• What is expected:
Your answer should consist of all lines in the listing that hold the word "Reserved".

• Exercise data:

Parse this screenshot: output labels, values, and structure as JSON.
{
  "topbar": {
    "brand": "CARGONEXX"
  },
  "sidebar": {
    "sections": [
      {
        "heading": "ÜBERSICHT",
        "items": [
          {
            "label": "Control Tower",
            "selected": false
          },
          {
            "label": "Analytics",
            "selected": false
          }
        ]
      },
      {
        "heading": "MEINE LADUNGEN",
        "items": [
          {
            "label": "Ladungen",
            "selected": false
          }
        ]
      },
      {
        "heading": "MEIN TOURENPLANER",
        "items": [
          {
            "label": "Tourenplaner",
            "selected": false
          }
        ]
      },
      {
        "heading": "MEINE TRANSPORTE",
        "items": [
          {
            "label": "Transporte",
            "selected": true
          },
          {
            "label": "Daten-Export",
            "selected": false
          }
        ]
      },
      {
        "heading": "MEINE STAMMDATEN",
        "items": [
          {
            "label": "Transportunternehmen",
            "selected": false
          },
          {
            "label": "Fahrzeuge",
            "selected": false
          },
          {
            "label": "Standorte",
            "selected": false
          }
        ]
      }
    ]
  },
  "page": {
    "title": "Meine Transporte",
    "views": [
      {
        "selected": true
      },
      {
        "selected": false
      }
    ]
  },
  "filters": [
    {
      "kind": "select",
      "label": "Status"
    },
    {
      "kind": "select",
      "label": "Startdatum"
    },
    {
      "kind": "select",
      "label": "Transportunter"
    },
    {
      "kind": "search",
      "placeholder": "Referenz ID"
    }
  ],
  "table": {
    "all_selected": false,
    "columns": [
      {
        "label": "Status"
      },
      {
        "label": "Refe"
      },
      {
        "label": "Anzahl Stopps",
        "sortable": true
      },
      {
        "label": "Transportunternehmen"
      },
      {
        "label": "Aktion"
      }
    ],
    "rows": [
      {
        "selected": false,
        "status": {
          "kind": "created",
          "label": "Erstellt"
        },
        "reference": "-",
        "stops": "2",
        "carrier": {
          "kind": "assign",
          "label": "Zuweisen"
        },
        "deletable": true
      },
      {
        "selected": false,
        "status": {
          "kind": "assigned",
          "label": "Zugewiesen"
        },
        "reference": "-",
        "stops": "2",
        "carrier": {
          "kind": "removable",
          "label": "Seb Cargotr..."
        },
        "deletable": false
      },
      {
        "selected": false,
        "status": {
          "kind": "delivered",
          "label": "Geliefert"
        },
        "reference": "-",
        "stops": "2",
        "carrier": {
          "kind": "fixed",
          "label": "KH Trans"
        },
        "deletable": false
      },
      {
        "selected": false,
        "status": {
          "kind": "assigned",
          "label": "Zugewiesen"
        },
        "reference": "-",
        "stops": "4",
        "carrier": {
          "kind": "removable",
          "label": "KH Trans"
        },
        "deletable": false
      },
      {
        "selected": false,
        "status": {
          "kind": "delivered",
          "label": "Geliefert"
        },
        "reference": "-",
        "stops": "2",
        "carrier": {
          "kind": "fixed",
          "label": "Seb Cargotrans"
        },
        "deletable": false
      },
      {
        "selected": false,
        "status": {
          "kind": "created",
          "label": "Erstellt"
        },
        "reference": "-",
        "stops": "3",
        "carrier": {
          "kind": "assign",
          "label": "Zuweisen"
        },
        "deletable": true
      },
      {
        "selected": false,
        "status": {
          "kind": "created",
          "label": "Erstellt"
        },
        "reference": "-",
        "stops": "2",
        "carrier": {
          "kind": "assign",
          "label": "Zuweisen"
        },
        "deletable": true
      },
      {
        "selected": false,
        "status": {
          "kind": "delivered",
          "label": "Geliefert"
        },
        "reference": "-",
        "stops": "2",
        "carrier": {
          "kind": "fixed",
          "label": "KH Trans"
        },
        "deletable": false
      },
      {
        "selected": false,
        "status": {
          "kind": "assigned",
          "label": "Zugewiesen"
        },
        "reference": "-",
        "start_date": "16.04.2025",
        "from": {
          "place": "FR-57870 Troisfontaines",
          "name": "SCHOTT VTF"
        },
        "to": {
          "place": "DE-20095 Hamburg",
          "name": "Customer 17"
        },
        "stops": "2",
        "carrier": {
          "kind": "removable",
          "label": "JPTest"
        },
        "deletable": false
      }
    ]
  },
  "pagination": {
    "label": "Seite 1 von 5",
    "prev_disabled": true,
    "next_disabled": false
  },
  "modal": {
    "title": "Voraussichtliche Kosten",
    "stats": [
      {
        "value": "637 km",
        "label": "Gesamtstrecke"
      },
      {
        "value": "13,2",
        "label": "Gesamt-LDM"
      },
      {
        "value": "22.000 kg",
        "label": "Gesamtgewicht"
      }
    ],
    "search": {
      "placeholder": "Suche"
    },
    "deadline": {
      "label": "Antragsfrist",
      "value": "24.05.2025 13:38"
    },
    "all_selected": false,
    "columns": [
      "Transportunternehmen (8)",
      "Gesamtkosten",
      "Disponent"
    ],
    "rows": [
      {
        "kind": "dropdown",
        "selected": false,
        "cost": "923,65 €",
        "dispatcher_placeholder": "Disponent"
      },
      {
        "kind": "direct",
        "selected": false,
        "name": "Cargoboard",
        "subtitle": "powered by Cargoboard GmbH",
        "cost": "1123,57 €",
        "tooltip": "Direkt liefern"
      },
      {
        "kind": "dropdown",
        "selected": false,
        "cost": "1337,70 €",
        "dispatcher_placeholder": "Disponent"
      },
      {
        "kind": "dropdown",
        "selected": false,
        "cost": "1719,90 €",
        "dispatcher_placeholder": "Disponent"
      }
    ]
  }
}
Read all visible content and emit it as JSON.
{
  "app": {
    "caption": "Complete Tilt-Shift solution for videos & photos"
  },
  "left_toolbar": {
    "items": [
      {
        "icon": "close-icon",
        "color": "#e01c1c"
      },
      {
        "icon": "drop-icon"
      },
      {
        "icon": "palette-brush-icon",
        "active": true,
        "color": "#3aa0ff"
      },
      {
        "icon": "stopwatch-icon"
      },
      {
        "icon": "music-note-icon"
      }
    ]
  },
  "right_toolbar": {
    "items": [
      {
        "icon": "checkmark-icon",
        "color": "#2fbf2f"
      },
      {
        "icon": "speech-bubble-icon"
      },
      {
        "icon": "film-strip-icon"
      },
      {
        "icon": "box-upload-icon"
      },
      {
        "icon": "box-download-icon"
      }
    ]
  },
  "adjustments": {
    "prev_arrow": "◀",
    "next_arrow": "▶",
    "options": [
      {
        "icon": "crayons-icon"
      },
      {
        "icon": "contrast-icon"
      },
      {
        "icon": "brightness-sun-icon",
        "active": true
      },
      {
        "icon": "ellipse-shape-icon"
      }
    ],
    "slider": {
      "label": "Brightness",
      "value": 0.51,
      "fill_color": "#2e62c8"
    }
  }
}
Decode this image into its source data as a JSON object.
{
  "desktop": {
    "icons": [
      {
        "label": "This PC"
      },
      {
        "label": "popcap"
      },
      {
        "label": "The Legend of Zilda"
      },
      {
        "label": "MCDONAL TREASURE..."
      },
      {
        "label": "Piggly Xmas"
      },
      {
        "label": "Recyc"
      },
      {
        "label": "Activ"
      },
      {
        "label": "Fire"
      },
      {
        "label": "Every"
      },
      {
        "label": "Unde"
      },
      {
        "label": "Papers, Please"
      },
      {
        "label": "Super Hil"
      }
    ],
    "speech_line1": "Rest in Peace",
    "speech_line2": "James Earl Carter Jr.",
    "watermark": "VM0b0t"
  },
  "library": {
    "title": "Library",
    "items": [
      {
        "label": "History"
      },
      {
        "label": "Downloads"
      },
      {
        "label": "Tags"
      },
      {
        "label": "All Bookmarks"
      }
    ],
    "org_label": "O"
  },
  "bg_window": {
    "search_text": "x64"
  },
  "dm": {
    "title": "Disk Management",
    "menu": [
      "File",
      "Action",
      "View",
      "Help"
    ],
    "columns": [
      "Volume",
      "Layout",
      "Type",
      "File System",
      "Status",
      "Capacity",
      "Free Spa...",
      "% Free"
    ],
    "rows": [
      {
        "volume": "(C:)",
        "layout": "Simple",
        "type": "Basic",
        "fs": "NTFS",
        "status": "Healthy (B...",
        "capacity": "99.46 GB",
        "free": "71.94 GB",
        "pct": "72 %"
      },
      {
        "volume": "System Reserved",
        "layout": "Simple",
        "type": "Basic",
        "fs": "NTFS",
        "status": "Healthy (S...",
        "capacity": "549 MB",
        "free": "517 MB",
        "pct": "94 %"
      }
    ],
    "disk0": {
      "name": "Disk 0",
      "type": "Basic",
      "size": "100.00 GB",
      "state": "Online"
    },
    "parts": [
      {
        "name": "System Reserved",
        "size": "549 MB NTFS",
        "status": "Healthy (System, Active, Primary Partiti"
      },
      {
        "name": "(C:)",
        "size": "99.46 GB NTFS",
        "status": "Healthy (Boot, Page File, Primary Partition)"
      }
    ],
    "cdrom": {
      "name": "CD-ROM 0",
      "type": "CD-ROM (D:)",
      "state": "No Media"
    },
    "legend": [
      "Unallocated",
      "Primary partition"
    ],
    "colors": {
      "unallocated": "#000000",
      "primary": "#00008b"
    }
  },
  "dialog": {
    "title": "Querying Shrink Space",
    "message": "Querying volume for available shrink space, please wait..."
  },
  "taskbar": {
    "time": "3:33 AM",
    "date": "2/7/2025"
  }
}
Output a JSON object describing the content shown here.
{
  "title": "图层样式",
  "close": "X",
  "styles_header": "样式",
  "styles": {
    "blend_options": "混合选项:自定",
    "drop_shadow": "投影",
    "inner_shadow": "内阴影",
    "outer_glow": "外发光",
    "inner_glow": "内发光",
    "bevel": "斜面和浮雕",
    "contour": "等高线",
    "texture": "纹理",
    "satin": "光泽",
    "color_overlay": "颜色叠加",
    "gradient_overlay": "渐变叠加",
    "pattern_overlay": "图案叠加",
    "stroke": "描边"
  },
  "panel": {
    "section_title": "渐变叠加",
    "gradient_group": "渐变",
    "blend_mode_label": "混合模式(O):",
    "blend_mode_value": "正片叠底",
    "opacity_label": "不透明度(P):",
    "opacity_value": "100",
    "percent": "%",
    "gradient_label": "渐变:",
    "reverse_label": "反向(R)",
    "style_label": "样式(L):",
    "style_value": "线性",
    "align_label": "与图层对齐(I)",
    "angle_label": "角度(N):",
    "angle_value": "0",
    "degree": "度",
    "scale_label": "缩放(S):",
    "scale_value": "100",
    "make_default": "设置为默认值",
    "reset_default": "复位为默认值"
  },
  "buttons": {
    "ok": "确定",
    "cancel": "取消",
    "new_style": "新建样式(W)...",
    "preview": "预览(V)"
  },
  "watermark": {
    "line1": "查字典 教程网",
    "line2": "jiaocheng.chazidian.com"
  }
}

• Task result:
        "volume": "System Reserved",
        "name": "System Reserved",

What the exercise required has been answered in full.